Iterative methods solve a linear system by forming subsequent approximations to the solution. The two main classes are the Stationary Iterative methods, and the more general Krylov Subspace methods.
Stationary iterative methods solve a system with an operator approximating the original one, and based on a measurement of the error (the residual) form a correction equation for which this process is repeated. While these methods are simple to derive, implement, and analyse, convergence is only guaranteed for a limited class of matrices.
Krylov subspace methods form an orthogonal basis of the sequence of subsequent matrix powers times the initial residual (the Krylov sequence). The approximations to the solution are then formed by minimizing the residual over the subspace formed. The prototypical method in this class is the Conjugate Gradient Method.
Since these methods form a basis, the method trivially converges in N iterations, where N is the system size. However, in the presence of rounding errors this statement does not hold; moreover, in practice N can be very large, and the iterative process reaches sufficient accuracy already far earlier. The analysis of these methods is hard, being a complicated function of the spectrum of the operator.
Preconditioners: the approximating operator that appears in Stationary Iterative methods can also be incorporated in Krylov subspace methods (alternatively, preconditioned Krylov methods can be considered as accelerations of Stationary iterative methods), where they become transformations of the original operator to a presumably better conditioned one. The construction of preconditioners is a large research area.

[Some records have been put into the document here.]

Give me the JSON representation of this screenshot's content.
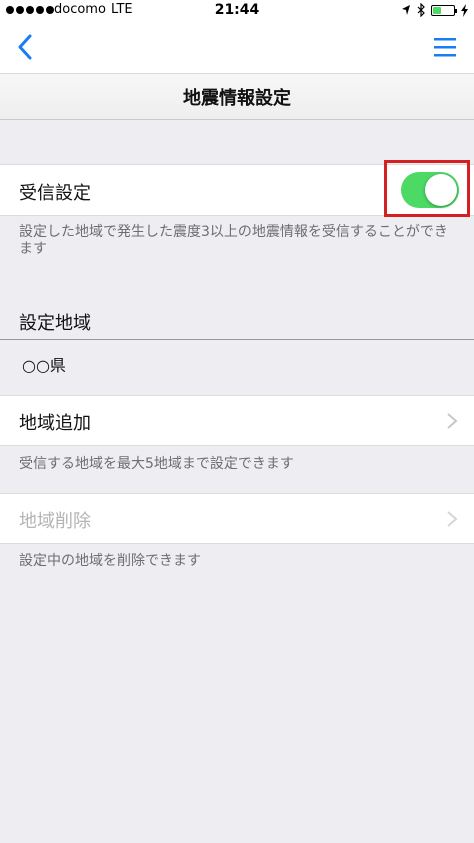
{
  "status_bar": {
    "carrier": "docomo",
    "network": "LTE",
    "time": "21:44"
  },
  "header": {
    "title": "地震情報設定"
  },
  "receive_setting": {
    "label": "受信設定",
    "toggle_on": true,
    "description": "設定した地域で発生した震度3以上の地震情報を受信することができます"
  },
  "region_section": {
    "header": "設定地域",
    "current_value": "○○県"
  },
  "add_region": {
    "label": "地域追加",
    "description": "受信する地域を最大5地域まで設定できます"
  },
  "delete_region": {
    "label": "地域削除",
    "enabled": false,
    "description": "設定中の地域を削除できます"
  },
  "colors": {
    "accent_blue": "#1a7cf5",
    "toggle_green": "#4cd964",
    "highlight_red": "#d42020",
    "background": "#eeedf2"
  }
}
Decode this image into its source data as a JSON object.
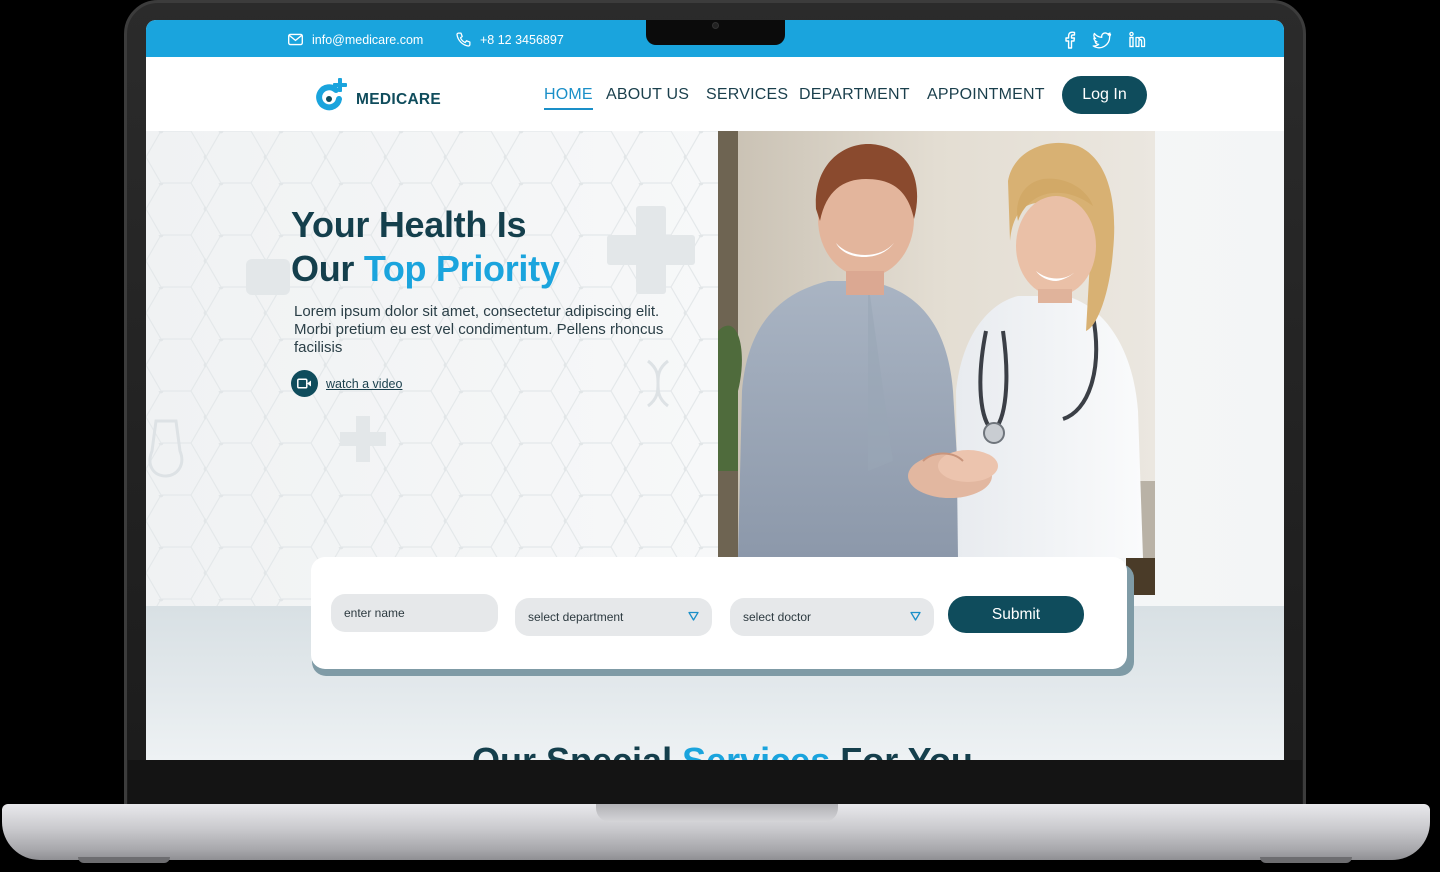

History: probably the first iterative method appeared in a letter of Gauss to a student of his. He proposed solving a 4-by-4 system of equations by repeatedly solving the component in which the residual was largest. The theory of Stationary Iterative methods was solidly established with the work of D.M. Young starting the 1950s. The Conjugate Gradient method was also invented in the 1950s, with independent developments by Lanczos and Hestenes and Stiefel, but its nature and applicability was minunderstood at the time. Only in the 1970s was it realized that conjugacy based methods work very well for partial differential equations, especially of elliptic type.